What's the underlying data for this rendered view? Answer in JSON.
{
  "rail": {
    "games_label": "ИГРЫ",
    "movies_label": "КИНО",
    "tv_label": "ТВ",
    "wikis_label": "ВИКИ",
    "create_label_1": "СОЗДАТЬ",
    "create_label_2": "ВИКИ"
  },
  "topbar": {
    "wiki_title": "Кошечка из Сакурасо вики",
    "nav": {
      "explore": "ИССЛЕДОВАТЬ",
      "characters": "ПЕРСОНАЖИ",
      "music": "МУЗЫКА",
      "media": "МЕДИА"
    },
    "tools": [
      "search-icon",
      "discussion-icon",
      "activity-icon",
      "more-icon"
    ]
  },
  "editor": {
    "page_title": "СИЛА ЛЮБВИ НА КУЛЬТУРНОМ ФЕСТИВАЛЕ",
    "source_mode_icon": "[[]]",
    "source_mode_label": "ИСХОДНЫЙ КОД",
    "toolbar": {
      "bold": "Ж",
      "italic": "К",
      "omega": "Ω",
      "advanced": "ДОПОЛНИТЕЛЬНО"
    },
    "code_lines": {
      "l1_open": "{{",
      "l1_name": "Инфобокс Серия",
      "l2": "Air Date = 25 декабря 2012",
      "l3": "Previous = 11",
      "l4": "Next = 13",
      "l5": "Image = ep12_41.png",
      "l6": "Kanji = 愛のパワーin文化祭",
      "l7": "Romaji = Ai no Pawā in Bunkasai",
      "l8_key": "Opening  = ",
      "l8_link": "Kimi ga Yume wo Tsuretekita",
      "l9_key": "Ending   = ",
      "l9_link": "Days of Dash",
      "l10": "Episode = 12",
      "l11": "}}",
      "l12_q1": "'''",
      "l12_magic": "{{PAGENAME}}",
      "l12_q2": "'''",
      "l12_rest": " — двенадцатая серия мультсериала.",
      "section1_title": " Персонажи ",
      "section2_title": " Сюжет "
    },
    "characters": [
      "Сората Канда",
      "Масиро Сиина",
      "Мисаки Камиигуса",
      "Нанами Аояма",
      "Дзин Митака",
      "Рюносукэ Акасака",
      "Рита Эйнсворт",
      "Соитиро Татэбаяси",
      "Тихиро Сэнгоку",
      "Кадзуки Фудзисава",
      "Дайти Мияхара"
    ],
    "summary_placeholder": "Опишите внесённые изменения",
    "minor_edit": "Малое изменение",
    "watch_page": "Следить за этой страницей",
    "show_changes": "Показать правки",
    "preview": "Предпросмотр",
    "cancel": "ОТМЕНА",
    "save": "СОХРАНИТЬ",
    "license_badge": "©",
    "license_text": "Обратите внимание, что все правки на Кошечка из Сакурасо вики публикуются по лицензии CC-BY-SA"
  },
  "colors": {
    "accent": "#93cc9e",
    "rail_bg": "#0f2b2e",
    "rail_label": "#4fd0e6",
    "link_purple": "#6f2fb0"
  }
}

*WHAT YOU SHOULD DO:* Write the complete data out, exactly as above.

*ANSWER FOR THE TASK:*
What's the underlying data for this rendered view? Answer in JSON.
{
  "rail": {
    "games_label": "ИГРЫ",
    "movies_label": "КИНО",
    "tv_label": "ТВ",
    "wikis_label": "ВИКИ",
    "create_label_1": "СОЗДАТЬ",
    "create_label_2": "ВИКИ"
  },
  "topbar": {
    "wiki_title": "Кошечка из Сакурасо вики",
    "nav": {
      "explore": "ИССЛЕДОВАТЬ",
      "characters": "ПЕРСОНАЖИ",
      "music": "МУЗЫКА",
      "media": "МЕДИА"
    },
    "tools": [
      "search-icon",
      "discussion-icon",
      "activity-icon",
      "more-icon"
    ]
  },
  "editor": {
    "page_title": "СИЛА ЛЮБВИ НА КУЛЬТУРНОМ ФЕСТИВАЛЕ",
    "source_mode_icon": "[[]]",
    "source_mode_label": "ИСХОДНЫЙ КОД",
    "toolbar": {
      "bold": "Ж",
      "italic": "К",
      "omega": "Ω",
      "advanced": "ДОПОЛНИТЕЛЬНО"
    },
    "code_lines": {
      "l1_open": "{{",
      "l1_name": "Инфобокс Серия",
      "l2": "Air Date = 25 декабря 2012",
      "l3": "Previous = 11",
      "l4": "Next = 13",
      "l5": "Image = ep12_41.png",
      "l6": "Kanji = 愛のパワーin文化祭",
      "l7": "Romaji = Ai no Pawā in Bunkasai",
      "l8_key": "Opening  = ",
      "l8_link": "Kimi ga Yume wo Tsuretekita",
      "l9_key": "Ending   = ",
      "l9_link": "Days of Dash",
      "l10": "Episode = 12",
      "l11": "}}",
      "l12_q1": "'''",
      "l12_magic": "{{PAGENAME}}",
      "l12_q2": "'''",
      "l12_rest": " — двенадцатая серия мультсериала.",
      "section1_title": " Персонажи ",
      "section2_title": " Сюжет "
    },
    "characters": [
      "Сората Канда",
      "Масиро Сиина",
      "Мисаки Камиигуса",
      "Нанами Аояма",
      "Дзин Митака",
      "Рюносукэ Акасака",
      "Рита Эйнсворт",
      "Соитиро Татэбаяси",
      "Тихиро Сэнгоку",
      "Кадзуки Фудзисава",
      "Дайти Мияхара"
    ],
    "summary_placeholder": "Опишите внесённые изменения",
    "minor_edit": "Малое изменение",
    "watch_page": "Следить за этой страницей",
    "show_changes": "Показать правки",
    "preview": "Предпросмотр",
    "cancel": "ОТМЕНА",
    "save": "СОХРАНИТЬ",
    "license_badge": "©",
    "license_text": "Обратите внимание, что все правки на Кошечка из Сакурасо вики публикуются по лицензии CC-BY-SA"
  },
  "colors": {
    "accent": "#93cc9e",
    "rail_bg": "#0f2b2e",
    "rail_label": "#4fd0e6",
    "link_purple": "#6f2fb0"
  }
}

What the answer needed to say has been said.